Endovascular treatment of acute traumatic thoracic aortic injuries: a retrospective analysis of 20 cases.
ABSTRACT We report our 10-year experience in the endovascular treatment of acute traumatic thoracic aorta rupture at the Hospital Clinic.

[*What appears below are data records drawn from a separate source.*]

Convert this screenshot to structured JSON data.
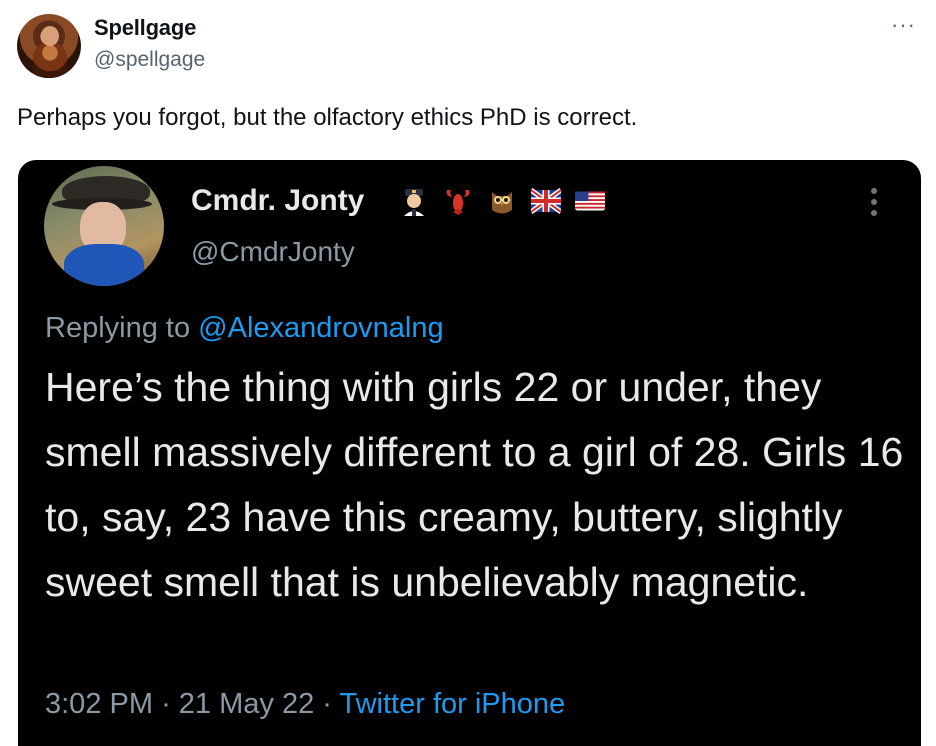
{
  "tweet": {
    "author_name": "Spellgage",
    "author_handle": "@spellgage",
    "text": "Perhaps you forgot, but the olfactory ethics PhD is correct.",
    "more_label": "···"
  },
  "quoted_tweet": {
    "author_name": "Cmdr. Jonty",
    "author_handle": "@CmdrJonty",
    "name_emojis": [
      "pilot-emoji",
      "lobster-emoji",
      "owl-emoji",
      "uk-flag-emoji",
      "us-flag-emoji"
    ],
    "replying_prefix": "Replying to",
    "replying_to": "@Alexandrovnalng",
    "body": "Here’s the thing with girls 22 or under, they smell massively different to a girl of 28. Girls 16 to, say, 23 have this creamy, buttery,  slightly sweet smell that is unbelievably magnetic.",
    "time": "3:02 PM",
    "date": "21 May 22",
    "separator": "·",
    "source": "Twitter for iPhone"
  },
  "colors": {
    "card_background": "#000000",
    "link_blue": "#1d9bf0",
    "secondary_text": "#8b98a5"
  }
}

We reviewed 20 patients with an acute traumatic thoracic aorta lesion treated with a thoracic endograft between August 1997 and July 2007. All patients had multi-trauma resulting from high-velocity accidents or accidents with great impact. The diagnosis of aortic injury was made on a clinical basis and conventional imaging, confirmed by computed tomographic angiography. The following parameters were studied: age, sex, type and site of the lesion, type of endovascular graft, endovascular operation time, length of stay in the intensive care unit, length of stay in the hospital, immediate and perioperative complications, and mortality. Follow-up data were recorded, consisting of clinical visits, computed tomographic angiography, and plain chest radiographs at regular intervals (3, 6, and 12 months and every subsequent year). The mean follow-up was 58 months.

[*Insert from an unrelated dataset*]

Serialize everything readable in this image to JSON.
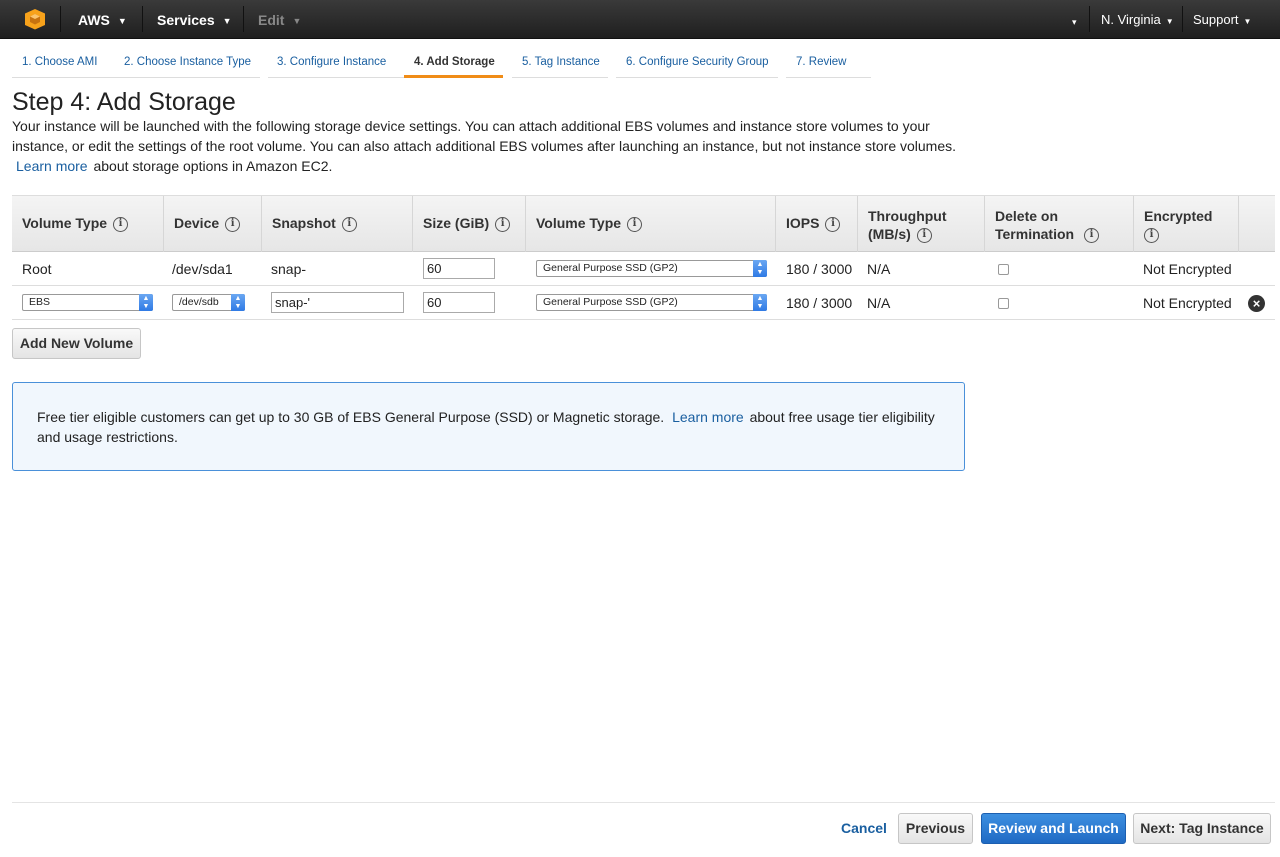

All endovascular procedures were technically successful, and the mean operating time for the endovascular procedure was 74 minutes (range, 55-130 minutes). We recorded an external iliac lesion during the procedure as an unique immediate complication, and it was corrected by an iliofemoral bypass. The only perioperative death (perioperative mortality rate of 5%) was unrelated to the aortic rupture or stent placement. There was no intervention-related mortality during the follow-up. Postoperative data showed no severe endovascular graft- or procedure-related morbidity. We recorded 2 cases of stent fracture, diagnosed by chest radiograph and computed tomographic angiography, without clinical impact or signs of endoleak.

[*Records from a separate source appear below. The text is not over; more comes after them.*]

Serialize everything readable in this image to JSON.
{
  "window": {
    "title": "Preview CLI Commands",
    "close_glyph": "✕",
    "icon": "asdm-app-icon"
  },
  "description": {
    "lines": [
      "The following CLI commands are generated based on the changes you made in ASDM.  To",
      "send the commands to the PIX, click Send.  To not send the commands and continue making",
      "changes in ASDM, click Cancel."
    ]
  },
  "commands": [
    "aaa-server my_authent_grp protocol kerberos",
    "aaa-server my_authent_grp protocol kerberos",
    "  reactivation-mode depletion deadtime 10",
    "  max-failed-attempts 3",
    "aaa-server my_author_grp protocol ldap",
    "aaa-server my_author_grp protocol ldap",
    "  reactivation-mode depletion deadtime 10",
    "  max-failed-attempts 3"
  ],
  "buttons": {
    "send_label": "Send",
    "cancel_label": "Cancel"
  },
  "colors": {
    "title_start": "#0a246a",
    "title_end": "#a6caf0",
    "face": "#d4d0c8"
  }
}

The short- and mid-term results of immediate endovascular repair of traumatic aortic injuries are promising, especially when compared with open surgical treatment, indicating that endovascular therapy is preferable in patients with multi-trauma and traumatic ruptures of the thoracic aorta. Nevertheless, long-term follow-up data are necessary to assess the overall durability of this procedure, considering the young age of these patients. The long-term follow-up results will determine whether endovascular treatment should replace open surgery as first-line therapy in thoracic aortic injuries.